I like it. I’m not a huge HDR fan but I was pleased with the results Lightroom produced. The images didn’t look fake or over processed. I didn’t see ghosting or notice any loss in image quality after the merge. The three photos I started with are below:
The end result was a balanced image. It’s worth noting that I did not use “auto tone” when processing the HDR image because I didn’t like how Lightroom tries to eliminate every shadow… When the shadows are removed from an image it makes it look flat and uninteresting.
If I was a HDR shooter I would opp for Lightrooms interpretation of HDR over other programs, others make your images look unrealistic and loud. However, if that is the look you’re going for you can certainly achieve it with all of the adjustments that Lightroom affords you.
Should You Consider Lightroom 6
There are two types of people out there, people who have an earlier version of Lightroom and wonder whether it’s worth the $80ish dollars (including taxes) to upgrade and those of you that don’t have Lightroom at all… Here are my thoughts on whether you should get Lightroom 6:
If I don’t own Lightroom would this be a reason to own it?
Yes. Even if you aren’t a huge fan of HDR images I promise you there will be a time when you see something you want to capture and the lighting is just too difficult for even the best camera. It’s worth having the tool to be able to handle this rather than shelling out additional money for a HDR program (if you want one that isn’t full of bugs you’ll need to shell out $$).

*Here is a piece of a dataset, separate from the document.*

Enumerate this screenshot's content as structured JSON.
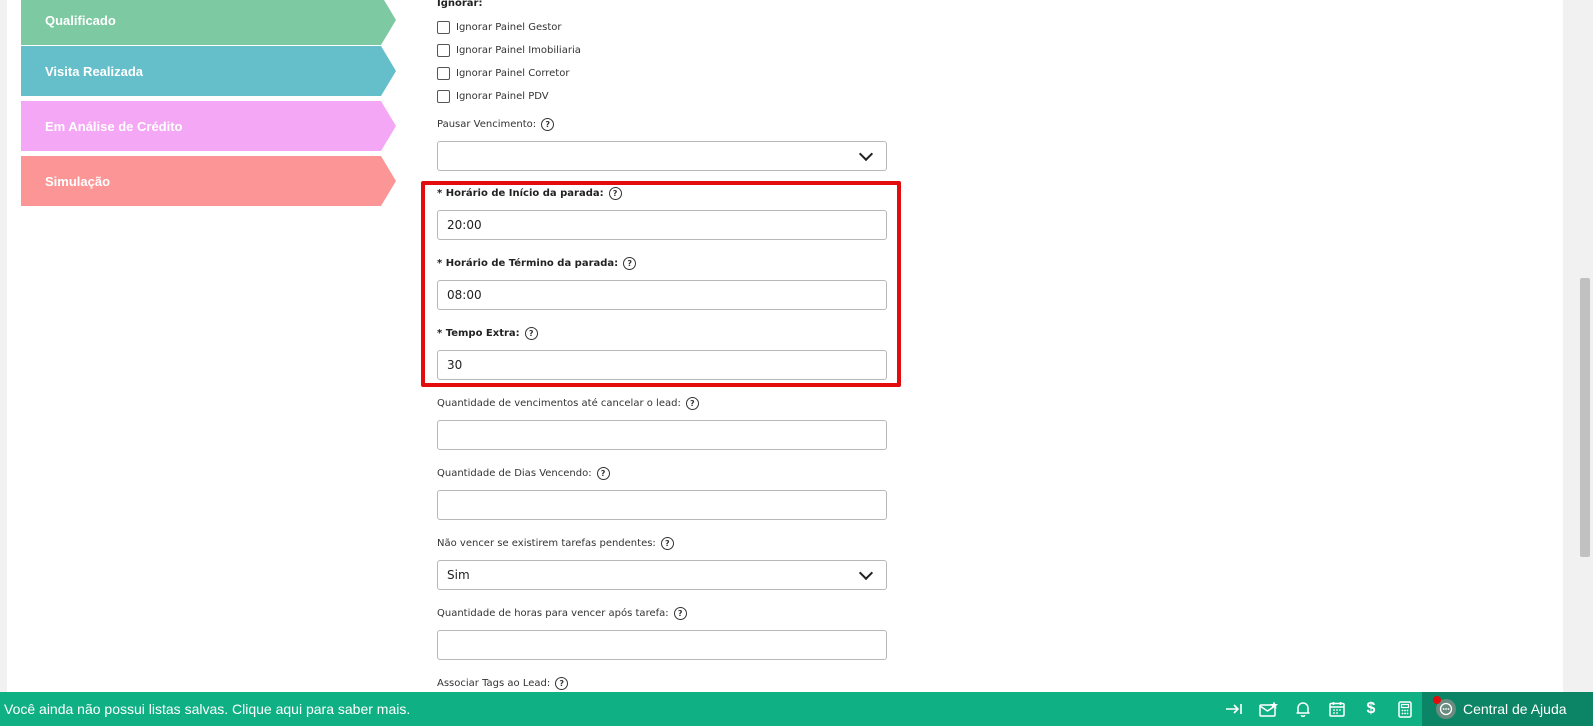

Lightroom tackled HDR in an easy to use, fast, and inoffensive way (unoffensive in that it gives you an image that, without other manipulation in the program, people would not know it was HDR).
Again, yes. Not only because of the HDR baked in but the Panorama and speed improvements as well. You’ll notice a pretty big difference in speed because of the newer versions ability to work off of your computers GPUs (assuming your computer has newer guts).
If you have Lightroom 5.whatever you won’t notice any difference visually but there have been enough tweaks to various tools and under the hood that it’s worth every penny you’ll pay for the upgrade.
How To Upgrade
I’m not going to embed a link because Adobe changes those every once in a while and all of the ones that were initially shared are broken now… I’ll try to talk you through it.
Not Upgrading, Fresh Install
You can head to the Adobe website or over to Amazon to download a fresh install. Amazon is easier because Adobe tries to wall you into their subscription service (I don’t recommend this unless you need multiple Adobe programs). I recommend the standalone software, if you don’t upgrade it every year then you save yourself a nice chunk of change.
If you want the standalone version from the Adobe website you’ll have to do some digging. I headed to their general page and kept getting referred to their subscription package.
If you head to Adobes Lightroom page and scroll all the way to the bottom you can now hit the “buy” button on the far right under “Lightroom 6 – for desktop only, Mobile capabilities not included” for the full install without a subscription.
Again, if you go to the Adobe website you’ll be corralled into purchasing the subscription plan. Instead, follow the same directions as above and once you are in “My Cart” click where it says “full” and scroll down to upgrade (this only works if you have a previous version of Lightroom).
* You’ll may need your old serial number from the previous version of Lightroom installed on your computer. This can be found by clicking on your name at the top of the Adobe website, then click “manage account”, click on “plans and products”, then “view your products”, and if you have a previous version your serial number will be listed there.
I hope you found this helpful, be sure to follow PhotolisticLife by entering your email in the box to your right. Leave your thoughts in the comments below.